EXERCISE | Apart from the images, the records below need to be copied exactly.

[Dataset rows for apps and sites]

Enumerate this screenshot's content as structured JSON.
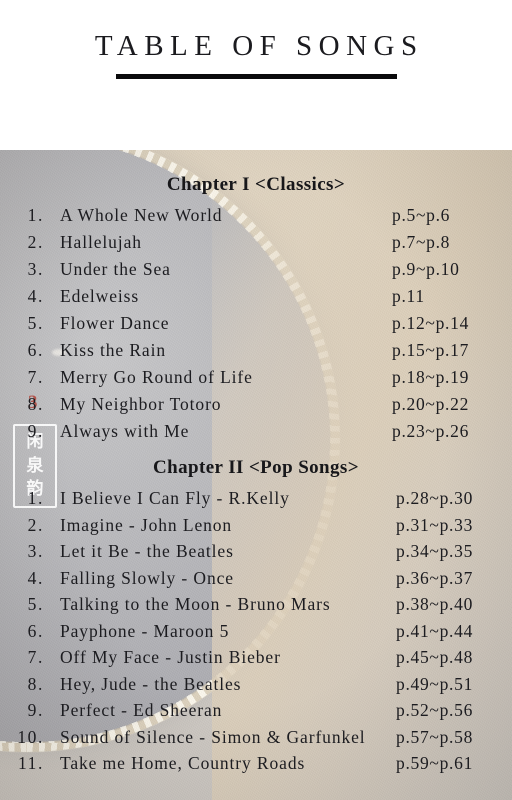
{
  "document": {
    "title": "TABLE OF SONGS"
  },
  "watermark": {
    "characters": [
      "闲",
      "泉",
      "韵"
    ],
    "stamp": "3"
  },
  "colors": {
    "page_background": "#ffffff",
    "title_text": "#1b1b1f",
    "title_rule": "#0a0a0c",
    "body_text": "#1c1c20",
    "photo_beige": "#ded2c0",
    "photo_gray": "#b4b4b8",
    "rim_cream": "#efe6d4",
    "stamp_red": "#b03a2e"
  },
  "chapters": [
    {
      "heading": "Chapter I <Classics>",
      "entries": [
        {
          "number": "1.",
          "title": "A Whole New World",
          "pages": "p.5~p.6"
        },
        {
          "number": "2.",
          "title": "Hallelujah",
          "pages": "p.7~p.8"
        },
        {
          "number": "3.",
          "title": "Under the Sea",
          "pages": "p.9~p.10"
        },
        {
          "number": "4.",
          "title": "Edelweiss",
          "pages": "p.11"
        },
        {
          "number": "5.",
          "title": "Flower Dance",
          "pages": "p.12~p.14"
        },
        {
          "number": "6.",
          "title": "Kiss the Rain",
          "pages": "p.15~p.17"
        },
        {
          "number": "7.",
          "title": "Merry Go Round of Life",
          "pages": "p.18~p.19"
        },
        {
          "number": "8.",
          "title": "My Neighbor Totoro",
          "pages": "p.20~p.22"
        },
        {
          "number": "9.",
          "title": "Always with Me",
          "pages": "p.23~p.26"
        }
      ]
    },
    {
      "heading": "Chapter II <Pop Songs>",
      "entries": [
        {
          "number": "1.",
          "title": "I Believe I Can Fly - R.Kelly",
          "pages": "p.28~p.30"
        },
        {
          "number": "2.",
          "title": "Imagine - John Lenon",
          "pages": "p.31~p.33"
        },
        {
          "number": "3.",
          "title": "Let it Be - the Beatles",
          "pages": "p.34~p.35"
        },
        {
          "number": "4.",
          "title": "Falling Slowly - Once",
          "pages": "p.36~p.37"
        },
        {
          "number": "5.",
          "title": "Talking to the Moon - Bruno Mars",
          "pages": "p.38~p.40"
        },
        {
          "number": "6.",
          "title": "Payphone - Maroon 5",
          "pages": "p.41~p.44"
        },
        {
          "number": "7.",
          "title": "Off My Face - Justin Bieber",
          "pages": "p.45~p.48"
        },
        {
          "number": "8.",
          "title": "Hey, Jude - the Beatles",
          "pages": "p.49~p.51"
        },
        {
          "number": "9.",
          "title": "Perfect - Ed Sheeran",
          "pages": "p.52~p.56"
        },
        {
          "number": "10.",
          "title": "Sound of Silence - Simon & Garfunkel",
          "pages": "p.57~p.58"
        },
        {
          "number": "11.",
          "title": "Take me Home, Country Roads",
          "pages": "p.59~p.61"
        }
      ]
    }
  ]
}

TASK RESPONSE |
Enumerate this screenshot's content as structured JSON.
{
  "document": {
    "title": "TABLE OF SONGS"
  },
  "watermark": {
    "characters": [
      "闲",
      "泉",
      "韵"
    ],
    "stamp": "3"
  },
  "colors": {
    "page_background": "#ffffff",
    "title_text": "#1b1b1f",
    "title_rule": "#0a0a0c",
    "body_text": "#1c1c20",
    "photo_beige": "#ded2c0",
    "photo_gray": "#b4b4b8",
    "rim_cream": "#efe6d4",
    "stamp_red": "#b03a2e"
  },
  "chapters": [
    {
      "heading": "Chapter I <Classics>",
      "entries": [
        {
          "number": "1.",
          "title": "A Whole New World",
          "pages": "p.5~p.6"
        },
        {
          "number": "2.",
          "title": "Hallelujah",
          "pages": "p.7~p.8"
        },
        {
          "number": "3.",
          "title": "Under the Sea",
          "pages": "p.9~p.10"
        },
        {
          "number": "4.",
          "title": "Edelweiss",
          "pages": "p.11"
        },
        {
          "number": "5.",
          "title": "Flower Dance",
          "pages": "p.12~p.14"
        },
        {
          "number": "6.",
          "title": "Kiss the Rain",
          "pages": "p.15~p.17"
        },
        {
          "number": "7.",
          "title": "Merry Go Round of Life",
          "pages": "p.18~p.19"
        },
        {
          "number": "8.",
          "title": "My Neighbor Totoro",
          "pages": "p.20~p.22"
        },
        {
          "number": "9.",
          "title": "Always with Me",
          "pages": "p.23~p.26"
        }
      ]
    },
    {
      "heading": "Chapter II <Pop Songs>",
      "entries": [
        {
          "number": "1.",
          "title": "I Believe I Can Fly - R.Kelly",
          "pages": "p.28~p.30"
        },
        {
          "number": "2.",
          "title": "Imagine - John Lenon",
          "pages": "p.31~p.33"
        },
        {
          "number": "3.",
          "title": "Let it Be - the Beatles",
          "pages": "p.34~p.35"
        },
        {
          "number": "4.",
          "title": "Falling Slowly - Once",
          "pages": "p.36~p.37"
        },
        {
          "number": "5.",
          "title": "Talking to the Moon - Bruno Mars",
          "pages": "p.38~p.40"
        },
        {
          "number": "6.",
          "title": "Payphone - Maroon 5",
          "pages": "p.41~p.44"
        },
        {
          "number": "7.",
          "title": "Off My Face - Justin Bieber",
          "pages": "p.45~p.48"
        },
        {
          "number": "8.",
          "title": "Hey, Jude - the Beatles",
          "pages": "p.49~p.51"
        },
        {
          "number": "9.",
          "title": "Perfect - Ed Sheeran",
          "pages": "p.52~p.56"
        },
        {
          "number": "10.",
          "title": "Sound of Silence - Simon & Garfunkel",
          "pages": "p.57~p.58"
        },
        {
          "number": "11.",
          "title": "Take me Home, Country Roads",
          "pages": "p.59~p.61"
        }
      ]
    }
  ]
}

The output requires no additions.